This just in: Attorney General Ken Paxton is going back to the drawing board and has filed a new temporary restraining order with the to halt the relocation of another family of Syrian refugees scheduled to arrive in Texas on Thursday, even though he withdrew his previous request for a temporary restraining order to bar three families from long-planned resettlement in Houston and Dallas last Friday. He’s hoping you, and the judge, don’t remember that. Because this time he means it!
[Sidebar: when you Google “Paxton court filing,” all these hits for his securities fraud indictment come up. It’s almost like that’s the most important thing he does–fire his lawyers, try to get the case dismissed even though he paid a fine for exactly the thing he’s under indictment for, wish the reporters Merry Christmas at the end of his final pre-trial hearing last week. It’s awesome.]
Apparently, Ken Paxton thinks the second TRO’s the charm. According to The Texas Tribune, in the filing, Paxton writes “evidence came to light” “that terrorist organizations have infiltrated the very refugee program that is central to the dispute before this Court.” The evidence apparently came from House and Homeland Security Committee Chair Michael McCaul and Department of Public Safety Deputy Director for Homeland Secirity Robert Bodisch.
In a completely unsurprising development, Greg Abbott issued a statement in support of Paxton’s filing:
In light of alarming comments made by the House Homeland Security Committee Chairman and testimony by the Deputy Director of Homeland Security at the Texas Department of Public Safety, it is essential that a judge consider halting the Syrian refugee process – at least on a temporary basis – to ensure refugees coming to the United States will be vetted in a way that does not compromise the safety of Americans and Texans.”
In a statement this week, House Homeland Security Committee Chairman Michael McCaul said that the National Counterterrorism Center has identified, “individuals with ties to terrorist groups in Syria attempting to gain entry to the U.S. through the U.S. refugee program.”
Let’s practice our critical reading skills, shall we? First, it would seem that the governor and the attorney general are working on a group project, since their reports are identical. And let’s leave it at that, instead of suggesting that one of them cribbed from the other, or possibly that one gave the other the notes, outline and maybe a draft of the paper. Maybe the one who’s been on TV all day talking about the need for governors to have more the power to keep fully-vetted refugees out of their states:
However, something else is bothering me, beside the fine example of GOP lockstep/mind meld we find here. Greg Abbott states that it’s “essential” that a judge go back and rethink his ruling on Monday that he will take no action on the case as originally filed two weeks ago because (“in light of”) “alarming comments” were made by two people. One of the two people who made the alarming comments was Rep. Mike McCaul.
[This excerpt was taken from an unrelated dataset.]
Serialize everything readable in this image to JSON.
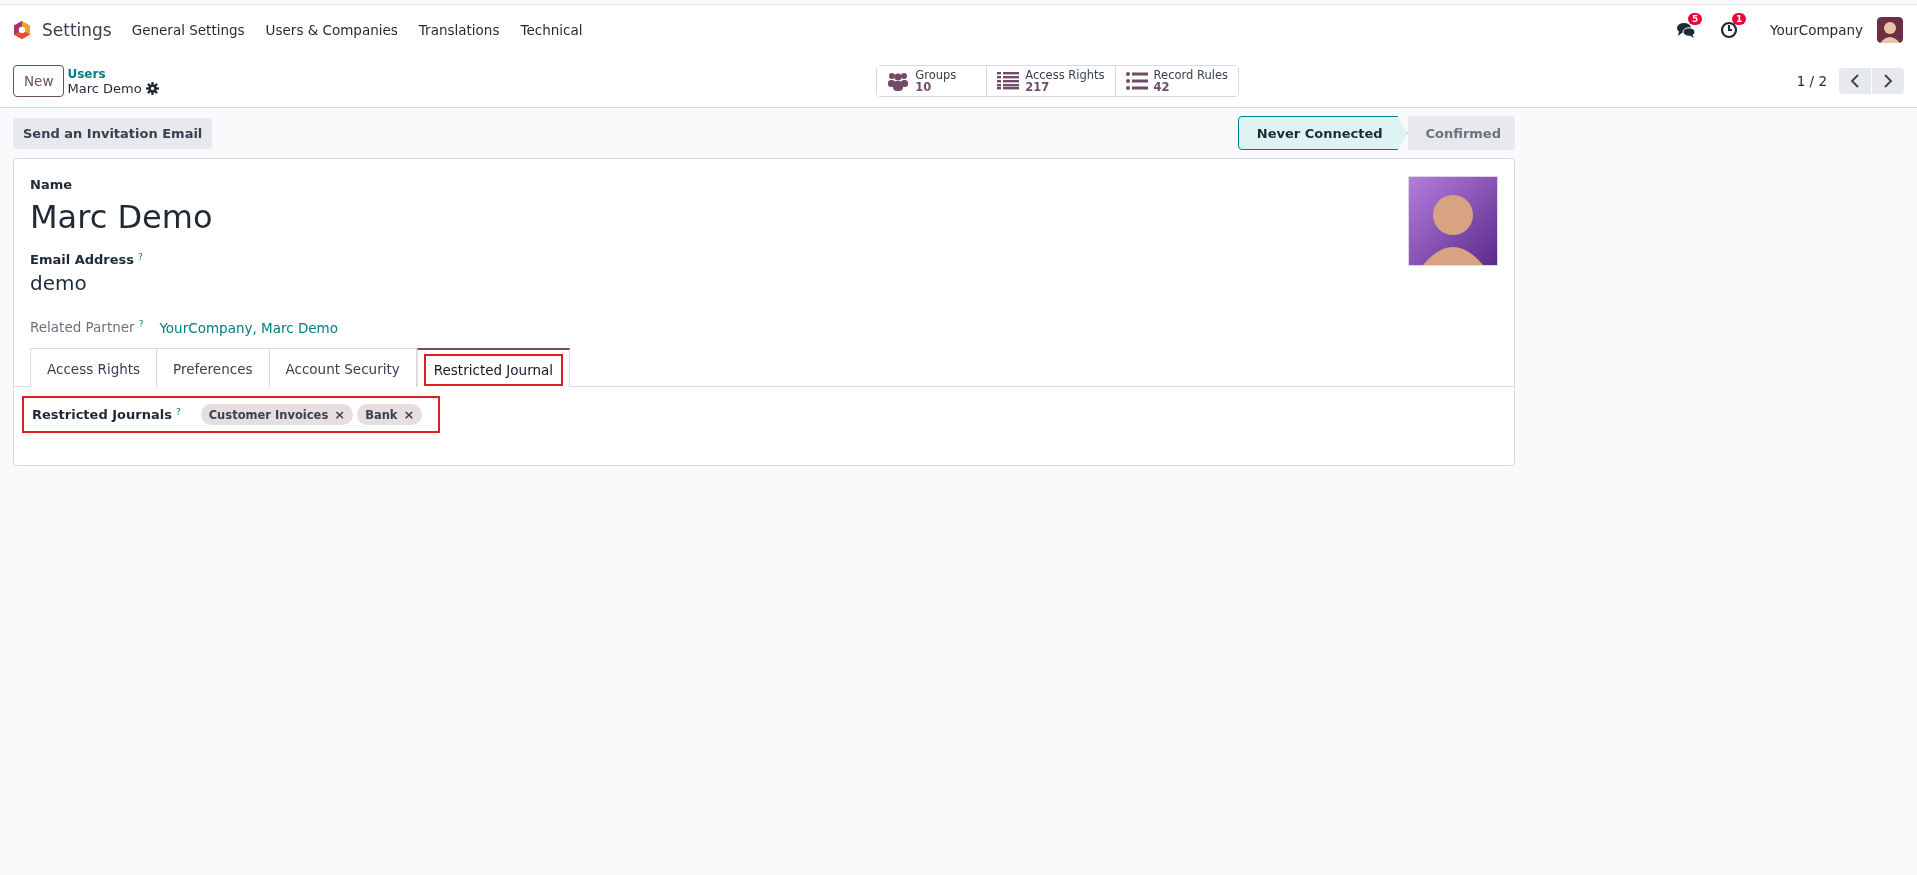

However, Congressman McCaul says is that the National Counterterrorism Center has identified people with terrorist ties who are trying to use to the refugee program to enter the U.S. Wait, doesn’t that mean that the vetting process is working? They’ve actually identified these people and presumably they are not letting them in? Isn’t finding the dangerous people and keeping them out what you want the federal government to do, Governor Abbott? Am I missing something?
Honestly, Abbott seems to be doubling down on his Syrian refugee fight today, despite the fact that, as Talking Points Memo put it Monday, “Texas Is Losing In A Rout*”:
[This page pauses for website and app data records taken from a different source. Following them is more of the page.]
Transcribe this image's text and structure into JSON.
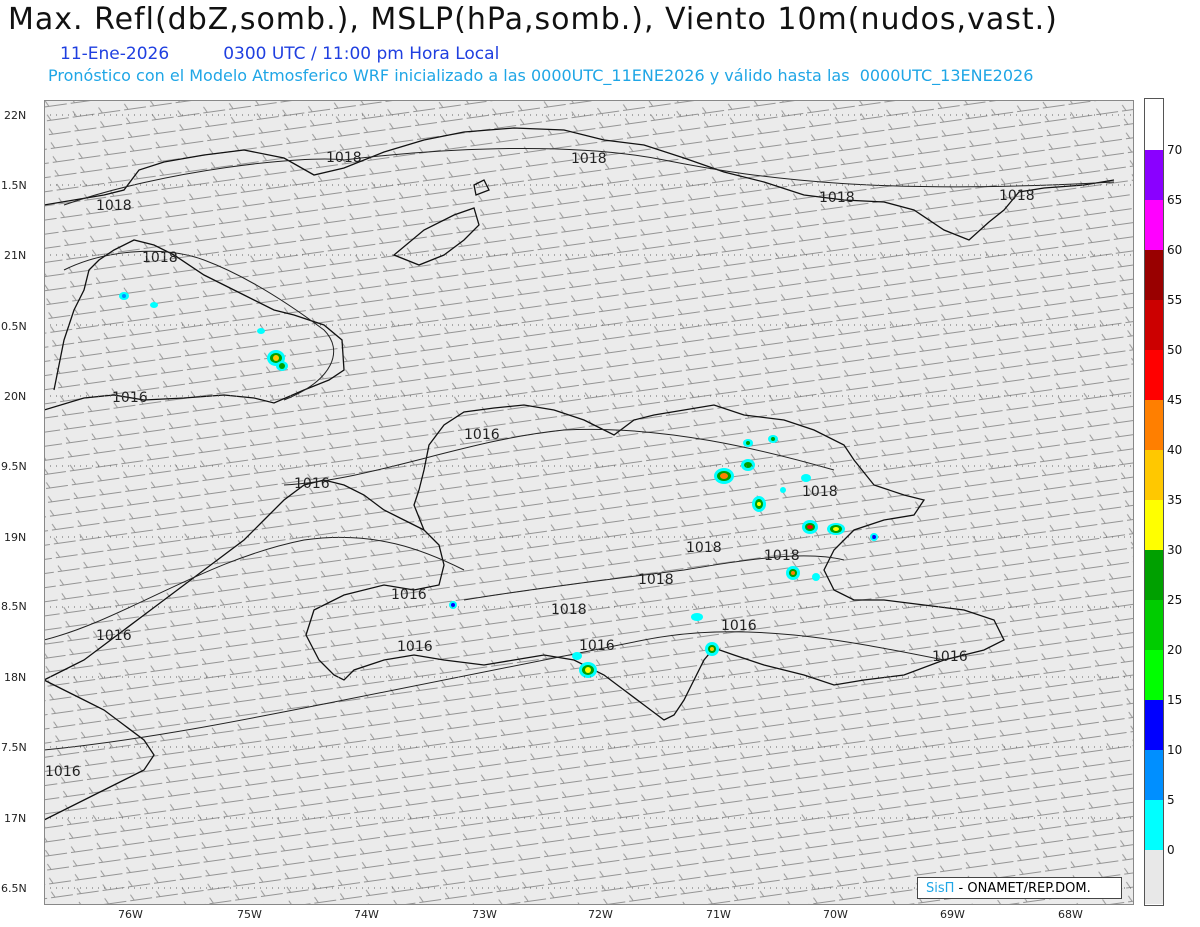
{
  "header": {
    "title": "Max. Refl(dbZ,somb.), MSLP(hPa,somb.), Viento 10m(nudos,vast.)",
    "date_label": "11-Ene-2026",
    "time_label": "0300 UTC / 11:00 pm Hora Local",
    "description": "Pronóstico con el Modelo Atmosferico WRF inicializado a las 0000UTC_11ENE2026 y válido hasta las  0000UTC_13ENE2026"
  },
  "axes": {
    "lat_labels": [
      "22N",
      "1.5N",
      "21N",
      "0.5N",
      "20N",
      "9.5N",
      "19N",
      "8.5N",
      "18N",
      "7.5N",
      "17N",
      "6.5N"
    ],
    "lon_labels": [
      "76W",
      "75W",
      "74W",
      "73W",
      "72W",
      "71W",
      "70W",
      "69W",
      "68W"
    ]
  },
  "isobars": {
    "labels": [
      "1018",
      "1018",
      "1018",
      "1018",
      "1018",
      "1018",
      "1016",
      "1016",
      "1018",
      "1018",
      "1018",
      "1018",
      "1016",
      "1016",
      "1016",
      "1016",
      "1016",
      "1018",
      "1016",
      "1016",
      "1016"
    ]
  },
  "colorbar": {
    "labels": [
      "70",
      "65",
      "60",
      "55",
      "50",
      "45",
      "40",
      "35",
      "30",
      "25",
      "20",
      "15",
      "10",
      "5",
      "0"
    ],
    "colors": [
      "#8a00ff",
      "#ff00ff",
      "#990000",
      "#cc0000",
      "#ff0000",
      "#ff7f00",
      "#ffc800",
      "#ffff00",
      "#00a000",
      "#00cc00",
      "#00ff00",
      "#0000ff",
      "#008fff",
      "#00ffff",
      "#e8e8e8"
    ]
  },
  "credit": {
    "logo": "SisΠ",
    "text": " - ONAMET/REP.DOM."
  }
}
Texas’ big move to bar any Syrian refugees has virtually collapsed in a heap of big talk, weak legal arguments, and bravado. It’s remarkable how quickly the effort basically disintegrated.
Wow, Texas got back up, shook it off and got right back in that ring. The very same day Ted Cruz came to Austin to be in a picture with Greg Abbott telling the federal government that governors should have all the power.
Who knows what Judge David C. Godbey will make of this latest filing? Will Paxton prevail? Will Abbott stir the pot, or will Ted Cruz take the baton at his next Iowa potluck? Will Texas have to change our state motto from “Friendship” to “Fraidy Cat?” Stay tuned.
UPDATE, 5:05pm: Within three minutes of publishing this post, Judge David Godbey ruled on this latest motion, denying the request for a temporary restraining order. So, the freakout is over. For today.